Exercise goal - Considering every line below, count those with the word "Bars" and give only the result.

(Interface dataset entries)
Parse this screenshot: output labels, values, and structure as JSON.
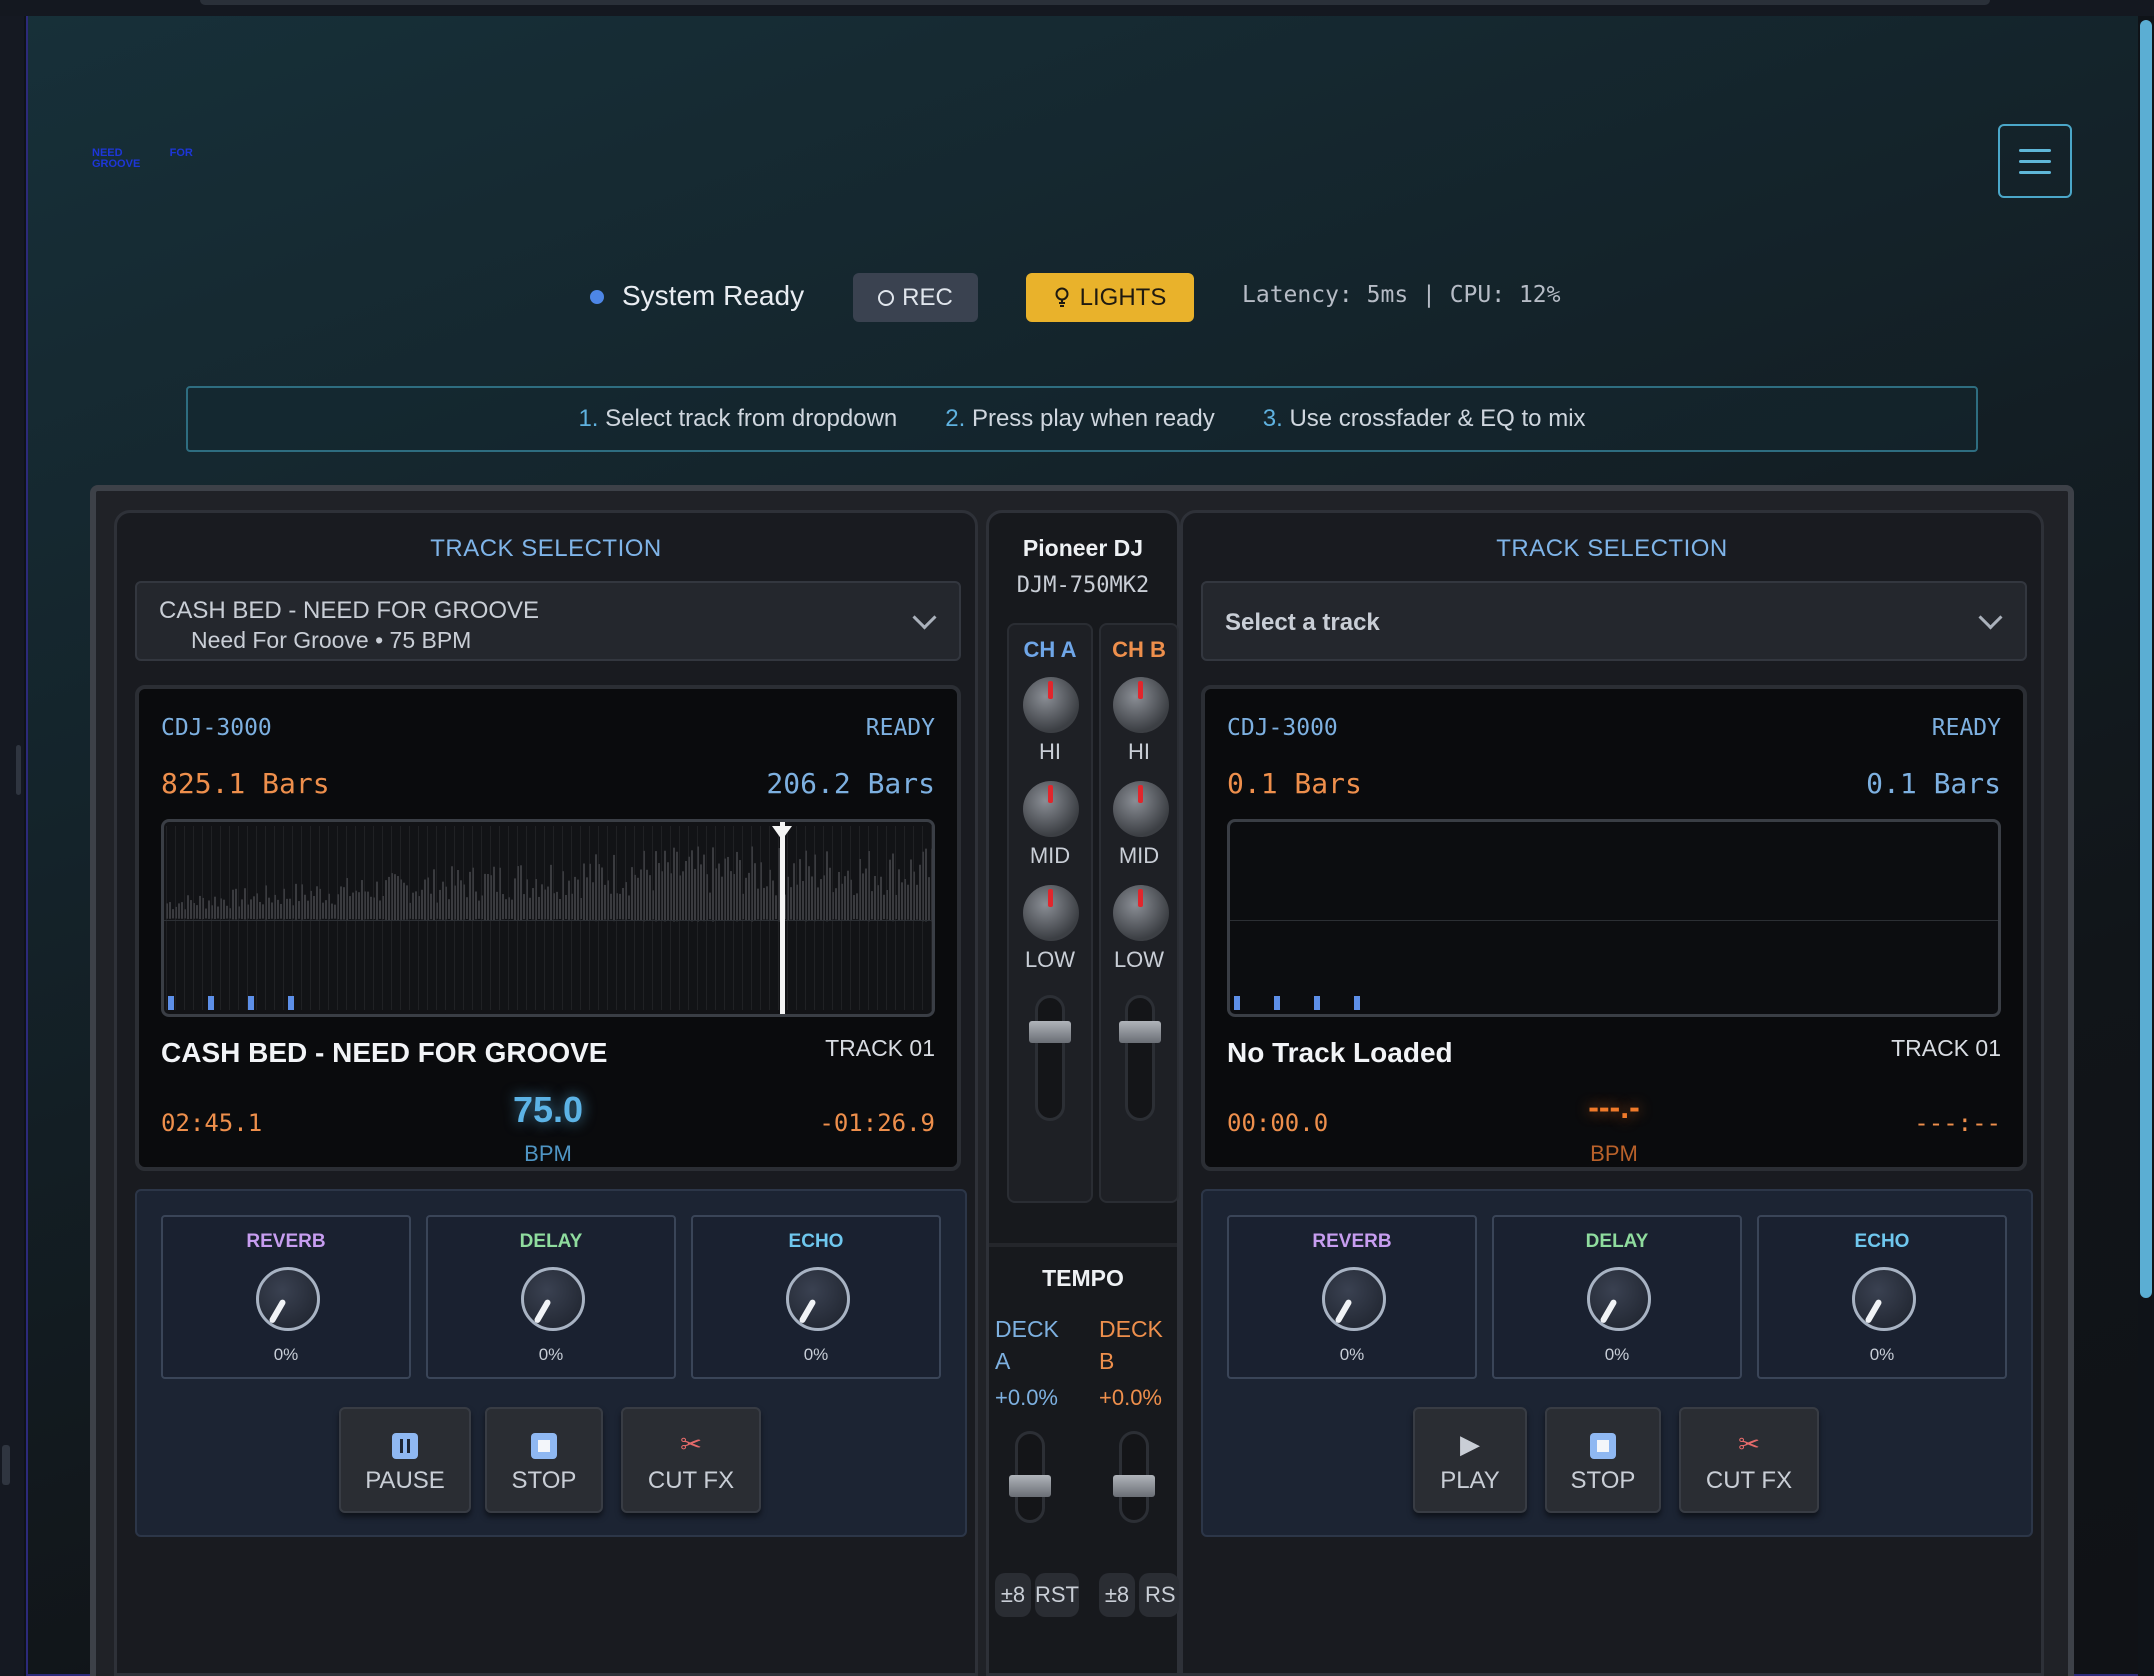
{
  "logo": {
    "word1": "NEED",
    "word2": "FOR",
    "word3": "GROOVE"
  },
  "status": {
    "text": "System Ready",
    "rec_label": "REC",
    "lights_label": "LIGHTS",
    "latency": "Latency: 5ms | CPU: 12%"
  },
  "steps": [
    {
      "num": "1.",
      "text": "Select track from dropdown"
    },
    {
      "num": "2.",
      "text": "Press play when ready"
    },
    {
      "num": "3.",
      "text": "Use crossfader & EQ to mix"
    }
  ],
  "deck_a": {
    "title": "TRACK SELECTION",
    "select_line1": "CASH BED - NEED FOR GROOVE",
    "select_line2": "Need For Groove • 75 BPM",
    "cdj": "CDJ-3000",
    "state": "READY",
    "bars_left": "825.1 Bars",
    "bars_right": "206.2 Bars",
    "track_name": "CASH BED - NEED FOR GROOVE",
    "track_no": "TRACK 01",
    "elapsed": "02:45.1",
    "bpm": "75.0",
    "bpm_label": "BPM",
    "remaining": "-01:26.9",
    "progress": 0.8,
    "fx": [
      {
        "name": "REVERB",
        "value": "0%",
        "color": "#c79df0"
      },
      {
        "name": "DELAY",
        "value": "0%",
        "color": "#8fdc9e"
      },
      {
        "name": "ECHO",
        "value": "0%",
        "color": "#6fc7ee"
      }
    ],
    "buttons": [
      {
        "icon": "pause-icon",
        "label": "PAUSE"
      },
      {
        "icon": "stop-icon",
        "label": "STOP"
      },
      {
        "icon": "scissors-icon",
        "label": "CUT FX"
      }
    ]
  },
  "deck_b": {
    "title": "TRACK SELECTION",
    "select_placeholder": "Select a track",
    "cdj": "CDJ-3000",
    "state": "READY",
    "bars_left": "0.1 Bars",
    "bars_right": "0.1 Bars",
    "track_name": "No Track Loaded",
    "track_no": "TRACK 01",
    "elapsed": "00:00.0",
    "bpm": "---.-",
    "bpm_label": "BPM",
    "remaining": "---:--",
    "fx": [
      {
        "name": "REVERB",
        "value": "0%",
        "color": "#c79df0"
      },
      {
        "name": "DELAY",
        "value": "0%",
        "color": "#8fdc9e"
      },
      {
        "name": "ECHO",
        "value": "0%",
        "color": "#6fc7ee"
      }
    ],
    "buttons": [
      {
        "icon": "play-icon",
        "label": "PLAY"
      },
      {
        "icon": "stop-icon",
        "label": "STOP"
      },
      {
        "icon": "scissors-icon",
        "label": "CUT FX"
      }
    ]
  },
  "mixer": {
    "brand": "Pioneer DJ",
    "model": "DJM-750MK2",
    "ch_a": "CH A",
    "ch_b": "CH B",
    "eq_hi": "HI",
    "eq_mid": "MID",
    "eq_low": "LOW",
    "tempo_title": "TEMPO",
    "deck_a_label": "DECK A",
    "deck_b_label": "DECK B",
    "deck_a_tempo": "+0.0%",
    "deck_b_tempo": "+0.0%",
    "range_label": "±8",
    "reset_a": "RST",
    "reset_b": "RS"
  },
  "colors": {
    "accent_blue": "#7db0e0",
    "accent_orange": "#ee8f4c",
    "lights_yellow": "#e9b22b",
    "bpm_blue": "#5cb3e6",
    "bpm_orange": "#f07a2a"
  }
}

Task answer - 4